Assigned task
Lines containing the word "color" are to be copied from the data below.

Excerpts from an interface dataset
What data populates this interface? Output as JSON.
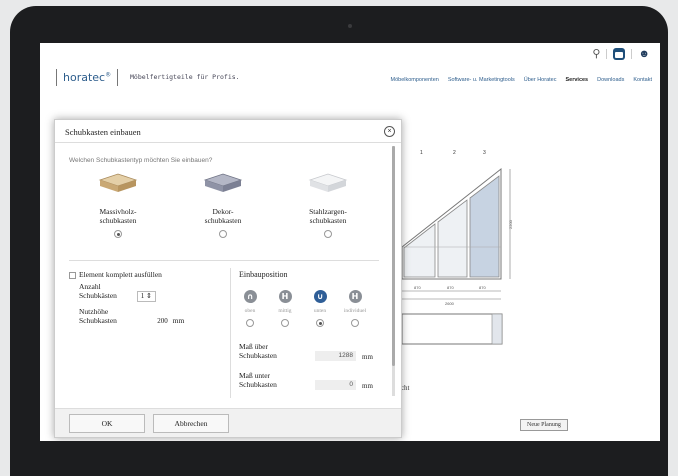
{
  "site": {
    "logo": "horatec",
    "logo_mark": "®",
    "tagline": "Möbelfertigteile für Profis.",
    "nav": [
      "Möbelkomponenten",
      "Software- u. Marketingtools",
      "Über Horatec",
      "Services",
      "Downloads",
      "Kontakt"
    ],
    "nav_active": "Services",
    "cart_count": "0"
  },
  "drawing": {
    "col_numbers": [
      "1",
      "2",
      "3"
    ],
    "dim_labels": [
      "870",
      "870",
      "870"
    ],
    "total_label": "2600",
    "height_label": "2200",
    "view_label": "icht",
    "new_plan_button": "Neue Planung"
  },
  "dialog": {
    "title": "Schubkasten einbauen",
    "question": "Welchen Schubkastentyp möchten Sie einbauen?",
    "types": [
      {
        "line1": "Massivholz-",
        "line2": "schubkasten",
        "selected": true,
        "color": "#d2b88a"
      },
      {
        "line1": "Dekor-",
        "line2": "schubkasten",
        "selected": false,
        "color": "#8f93a6"
      },
      {
        "line1": "Stahlzargen-",
        "line2": "schubkasten",
        "selected": false,
        "color": "#e6e7e9"
      }
    ],
    "fill_label": "Element komplett ausfüllen",
    "count_label1": "Anzahl",
    "count_label2": "Schubkästen",
    "count_value": "1",
    "height_label1": "Nutzhöhe",
    "height_label2": "Schubkasten",
    "height_value": "200",
    "height_unit": "mm",
    "position_title": "Einbauposition",
    "positions": [
      {
        "label": "oben",
        "selected": false
      },
      {
        "label": "mittig",
        "selected": false
      },
      {
        "label": "unten",
        "selected": true
      },
      {
        "label": "individuel",
        "selected": false
      }
    ],
    "above_label1": "Maß über",
    "above_label2": "Schubkasten",
    "above_value": "1288",
    "above_unit": "mm",
    "below_label1": "Maß unter",
    "below_label2": "Schubkasten",
    "below_value": "0",
    "below_unit": "mm",
    "ok_button": "OK",
    "cancel_button": "Abbrechen"
  }
}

Exercise response
        "color": "#d2b88a"
        "color": "#8f93a6"
        "color": "#e6e7e9"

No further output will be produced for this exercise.